* TASK TO CARRY OUT *
Give back every record verbatim, but not the pictures.

(Records excerpted from a collection)
*****

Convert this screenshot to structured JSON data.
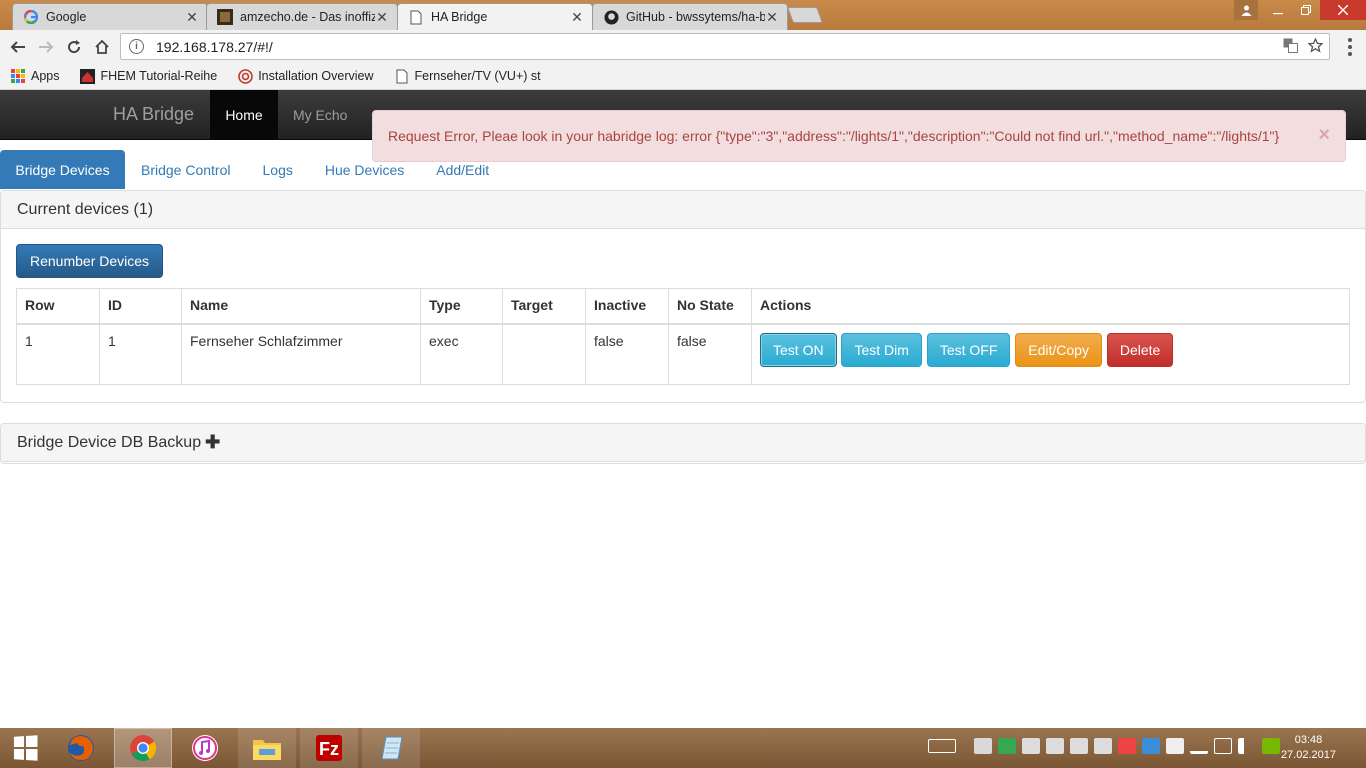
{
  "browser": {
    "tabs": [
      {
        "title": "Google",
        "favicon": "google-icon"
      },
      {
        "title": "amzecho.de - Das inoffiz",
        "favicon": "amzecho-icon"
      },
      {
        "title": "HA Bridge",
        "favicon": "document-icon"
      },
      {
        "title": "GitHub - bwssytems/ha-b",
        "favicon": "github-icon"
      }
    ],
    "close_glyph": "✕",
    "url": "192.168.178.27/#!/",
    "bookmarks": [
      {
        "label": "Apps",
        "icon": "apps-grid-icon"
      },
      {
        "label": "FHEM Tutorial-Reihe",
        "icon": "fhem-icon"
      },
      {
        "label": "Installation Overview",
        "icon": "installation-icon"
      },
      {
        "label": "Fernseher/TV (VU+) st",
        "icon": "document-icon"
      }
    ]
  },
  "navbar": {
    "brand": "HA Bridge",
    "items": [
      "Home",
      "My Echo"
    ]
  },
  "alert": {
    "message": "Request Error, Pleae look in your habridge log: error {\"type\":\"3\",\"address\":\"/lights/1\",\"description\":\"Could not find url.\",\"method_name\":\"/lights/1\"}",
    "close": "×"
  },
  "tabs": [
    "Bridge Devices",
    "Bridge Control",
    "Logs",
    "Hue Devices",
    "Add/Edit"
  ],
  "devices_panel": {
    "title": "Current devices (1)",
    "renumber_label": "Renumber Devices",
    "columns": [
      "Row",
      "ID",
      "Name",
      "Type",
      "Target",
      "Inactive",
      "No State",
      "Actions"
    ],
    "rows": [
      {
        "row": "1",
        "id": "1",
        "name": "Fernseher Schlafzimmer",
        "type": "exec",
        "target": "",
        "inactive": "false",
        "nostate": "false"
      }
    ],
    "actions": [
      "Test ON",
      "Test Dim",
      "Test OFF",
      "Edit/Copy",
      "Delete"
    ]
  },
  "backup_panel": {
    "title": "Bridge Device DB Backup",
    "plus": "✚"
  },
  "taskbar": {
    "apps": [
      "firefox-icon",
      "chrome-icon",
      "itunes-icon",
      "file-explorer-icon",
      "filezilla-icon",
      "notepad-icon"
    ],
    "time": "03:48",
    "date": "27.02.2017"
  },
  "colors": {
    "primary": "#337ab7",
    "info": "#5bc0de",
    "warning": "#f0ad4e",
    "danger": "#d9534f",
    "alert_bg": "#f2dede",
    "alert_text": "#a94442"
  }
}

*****

* ANSWER BELOW *
Convert this screenshot to structured JSON data.
{
  "browser": {
    "tabs": [
      {
        "title": "Google",
        "favicon": "google-icon"
      },
      {
        "title": "amzecho.de - Das inoffiz",
        "favicon": "amzecho-icon"
      },
      {
        "title": "HA Bridge",
        "favicon": "document-icon"
      },
      {
        "title": "GitHub - bwssytems/ha-b",
        "favicon": "github-icon"
      }
    ],
    "close_glyph": "✕",
    "url": "192.168.178.27/#!/",
    "bookmarks": [
      {
        "label": "Apps",
        "icon": "apps-grid-icon"
      },
      {
        "label": "FHEM Tutorial-Reihe",
        "icon": "fhem-icon"
      },
      {
        "label": "Installation Overview",
        "icon": "installation-icon"
      },
      {
        "label": "Fernseher/TV (VU+) st",
        "icon": "document-icon"
      }
    ]
  },
  "navbar": {
    "brand": "HA Bridge",
    "items": [
      "Home",
      "My Echo"
    ]
  },
  "alert": {
    "message": "Request Error, Pleae look in your habridge log: error {\"type\":\"3\",\"address\":\"/lights/1\",\"description\":\"Could not find url.\",\"method_name\":\"/lights/1\"}",
    "close": "×"
  },
  "tabs": [
    "Bridge Devices",
    "Bridge Control",
    "Logs",
    "Hue Devices",
    "Add/Edit"
  ],
  "devices_panel": {
    "title": "Current devices (1)",
    "renumber_label": "Renumber Devices",
    "columns": [
      "Row",
      "ID",
      "Name",
      "Type",
      "Target",
      "Inactive",
      "No State",
      "Actions"
    ],
    "rows": [
      {
        "row": "1",
        "id": "1",
        "name": "Fernseher Schlafzimmer",
        "type": "exec",
        "target": "",
        "inactive": "false",
        "nostate": "false"
      }
    ],
    "actions": [
      "Test ON",
      "Test Dim",
      "Test OFF",
      "Edit/Copy",
      "Delete"
    ]
  },
  "backup_panel": {
    "title": "Bridge Device DB Backup",
    "plus": "✚"
  },
  "taskbar": {
    "apps": [
      "firefox-icon",
      "chrome-icon",
      "itunes-icon",
      "file-explorer-icon",
      "filezilla-icon",
      "notepad-icon"
    ],
    "time": "03:48",
    "date": "27.02.2017"
  },
  "colors": {
    "primary": "#337ab7",
    "info": "#5bc0de",
    "warning": "#f0ad4e",
    "danger": "#d9534f",
    "alert_bg": "#f2dede",
    "alert_text": "#a94442"
  }
}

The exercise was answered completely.